In the entries below, count every line that has the string "reprodução", and answer with that count alone.

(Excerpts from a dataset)
_ _ _ _

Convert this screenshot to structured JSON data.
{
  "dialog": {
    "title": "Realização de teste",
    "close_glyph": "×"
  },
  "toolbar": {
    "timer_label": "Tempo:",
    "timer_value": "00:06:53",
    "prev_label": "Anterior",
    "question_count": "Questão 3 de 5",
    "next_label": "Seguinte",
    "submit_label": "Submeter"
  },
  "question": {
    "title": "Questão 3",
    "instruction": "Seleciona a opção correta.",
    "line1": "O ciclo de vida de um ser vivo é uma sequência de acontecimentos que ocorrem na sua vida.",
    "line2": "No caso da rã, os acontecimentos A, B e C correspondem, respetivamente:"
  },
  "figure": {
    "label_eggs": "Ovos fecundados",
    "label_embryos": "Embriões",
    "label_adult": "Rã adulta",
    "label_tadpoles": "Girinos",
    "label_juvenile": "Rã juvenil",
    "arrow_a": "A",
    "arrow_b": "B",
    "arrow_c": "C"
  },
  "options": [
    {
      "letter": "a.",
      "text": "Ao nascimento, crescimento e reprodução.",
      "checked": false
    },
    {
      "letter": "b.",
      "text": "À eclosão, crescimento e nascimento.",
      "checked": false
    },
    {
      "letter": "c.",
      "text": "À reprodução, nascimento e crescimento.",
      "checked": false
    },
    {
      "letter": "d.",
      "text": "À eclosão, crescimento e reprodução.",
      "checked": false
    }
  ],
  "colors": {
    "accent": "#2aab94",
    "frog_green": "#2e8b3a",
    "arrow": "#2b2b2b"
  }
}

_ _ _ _

(Exercise result)
3